    • 35yo insomniacs on the night shift AREN”T their target demographic?
      Actually, every decade, I probably forget, and it’d be new to me too. I just want them to end the series before someone finally gets stupid and put Bert and Ernie through a ‘commitment ceremony’.

      Don’t look so shocked! You all fear it too. I’m just not afraid to say it. 😉

      • Rosemarie


        Can’t say I fear it all that much. Not since Bert, Ernie, and Sesame Workshop have spent decades denying all rumors to that effect. The show is directed at preschoolers and so rarely covers more mature topics like courtship and marriage (the one exception was when Luis and Maria got married and had a child, but that was about 23 years ago.) Though I must admit, I haven’t watched regularly since my kids outgrew it three or four years ago, so maybe I missed something since then (though I have seen new episodes from time to time).

        That’s not to say I think a change of mind would be impossible. But the show would have to go way downhill before that happens. Even without a Bert and Ernie ‘commitment ceremony,’ Sesame Street still manages to put a subtle, positive spin on homosexuality by having openly gay and lesbian celebrities appear on the show as guests. A few examples: Ellen DeGeneres, Melissa Etheridge, Rosie O’Donnell, Harvey Fierstein, Michael Jeter, Nathan Lane, Margaret Cho, Anderson Cooper, and Neil Patrick Harris. There’s no overt promotion of homosexuality, of course, but it could be a covert attempt to promote a positive view of gays since kids will like and recognize a star they see on Sesame Street. Or maybe not. I guess I don’t care very much, especially since my children aren’t watching anymore.

        • I was just kidding, Rosemarie. If I put a wink at the end, I’m putting my tongue firmly in my cheek, I promise.

          I don’t need directions. I have Sesame Street saved in my Favorites on my GPS! 😉

  • Mike Melendez

    Ted Seeber has an excellent point. CTW is famous enough to stand on its own two feet economically. Numerous commercial stations would be happy to have them. They could even serve as a major revenue generator for the rest of PBS.

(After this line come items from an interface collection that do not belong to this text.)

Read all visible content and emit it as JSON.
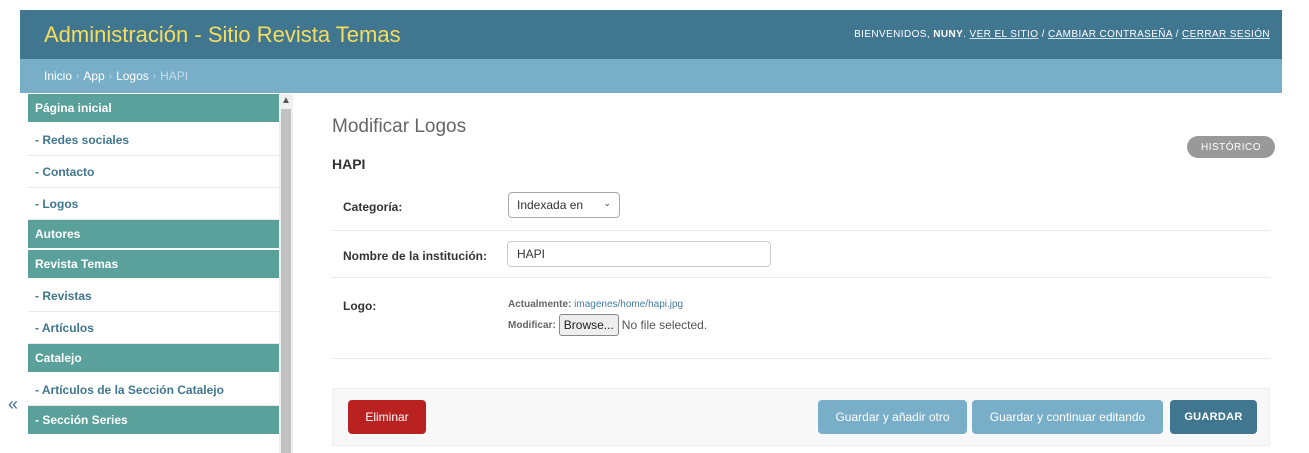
{
  "header": {
    "title": "Administración - Sitio Revista Temas",
    "welcome": "BIENVENIDOS,",
    "username": "NUNY",
    "view_site": "VER EL SITIO",
    "change_password": "CAMBIAR CONTRASEÑA",
    "logout": "CERRAR SESIÓN",
    "separator": "/"
  },
  "breadcrumbs": {
    "items": [
      "Inicio",
      "App",
      "Logos"
    ],
    "current": "HAPI",
    "separator": "›"
  },
  "sidebar": {
    "groups": [
      {
        "type": "head",
        "label": "Página inicial"
      },
      {
        "type": "item",
        "label": "- Redes sociales"
      },
      {
        "type": "item",
        "label": "- Contacto"
      },
      {
        "type": "item",
        "label": "- Logos"
      },
      {
        "type": "head",
        "label": "Autores"
      },
      {
        "type": "head",
        "label": "Revista Temas"
      },
      {
        "type": "item",
        "label": "- Revistas"
      },
      {
        "type": "item",
        "label": "- Artículos"
      },
      {
        "type": "head",
        "label": "Catalejo"
      },
      {
        "type": "item",
        "label": "- Artículos de la Sección Catalejo"
      },
      {
        "type": "head",
        "label": "- Sección Series"
      }
    ],
    "collapse_icon": "«"
  },
  "main": {
    "page_title": "Modificar Logos",
    "object_title": "HAPI",
    "history_button": "HISTÓRICO",
    "fields": {
      "categoria_label": "Categoría:",
      "categoria_value": "Indexada en",
      "nombre_label": "Nombre de la institución:",
      "nombre_value": "HAPI",
      "logo_label": "Logo:",
      "currently_label": "Actualmente:",
      "currently_value": "imagenes/home/hapi.jpg",
      "change_label": "Modificar:",
      "browse_button": "Browse...",
      "no_file": "No file selected."
    },
    "submit": {
      "delete": "Eliminar",
      "save_add_another": "Guardar y añadir otro",
      "save_continue": "Guardar y continuar editando",
      "save": "GUARDAR"
    }
  },
  "colors": {
    "header_bg": "#417690",
    "branding": "#f5dd5d",
    "breadcrumbs_bg": "#79aec8",
    "sidebar_head": "#5aa19b",
    "delete": "#ba2121"
  }
}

  • Brett

    “That piece of infamous bathos” kept Nixon on the ticket and helped him and Eisenhower win the 1952 election. It was also an accurate takedown of false accusations of financial impropriety against him by the Stevenson campaign.

    • Is that you, Liddy? Did he ever use that garden hose you offered him?

      • I am sorry. That was a terrible joke. I recently learned that a similar joke a couple of weeks ago, comparing someone’s defense of Romney as a pro-life politician to a girl getting molested on a date was taken not at all as intended. I don’t want to do the same here. You obviously aren’t G Gordon Liddy, and nobody deserves such a comparison

        • Brett

          I’ll say it again, this speech was given in 1952, twenty years before the Watergate scandal and all of the political corruption associated with the Nixon Administration.

          I don’t appreciate the flippant insult, but thank you for the pre-emptive apology.

    • Mark Shea

      And, who knows, maybe the Big Bird bathos will work too! There’s a sucker born every minute.

      • Brett

        Except that – again – everything Nixon said in the speech was true and the accusations he was responding to were false. I repeat, there are no modern historians, of any political affiliations, who believe that the charges he was responding to here were anything but false.

        Look, I get that the Nixon Administration was notoriously politically corrupt. But this speech was given twenty years before that, in 1952. Nixon was an actual person, not the physical incarnation of political corruption. I think it’s more interesting historically, not to mention more accurate, to watch how he transitioned from a relatively honest politician to a notoriously corrupt one over the space of twenty years than to pretend that he was birthed as the sleazy liar he turned into.

        • S. Murphy

          Just keep Jar-Jar Binks out of it, and we’re good.

        • THAT is a very interesting, and good point! We all come from somewhere, stuff happens, we change. For good or for ill, we change.

          Thank you.

          • Meant to ask, is there a particular Nixon biography you might recommend to illustrate your point? The more books I have to read, the less time I’ll be here.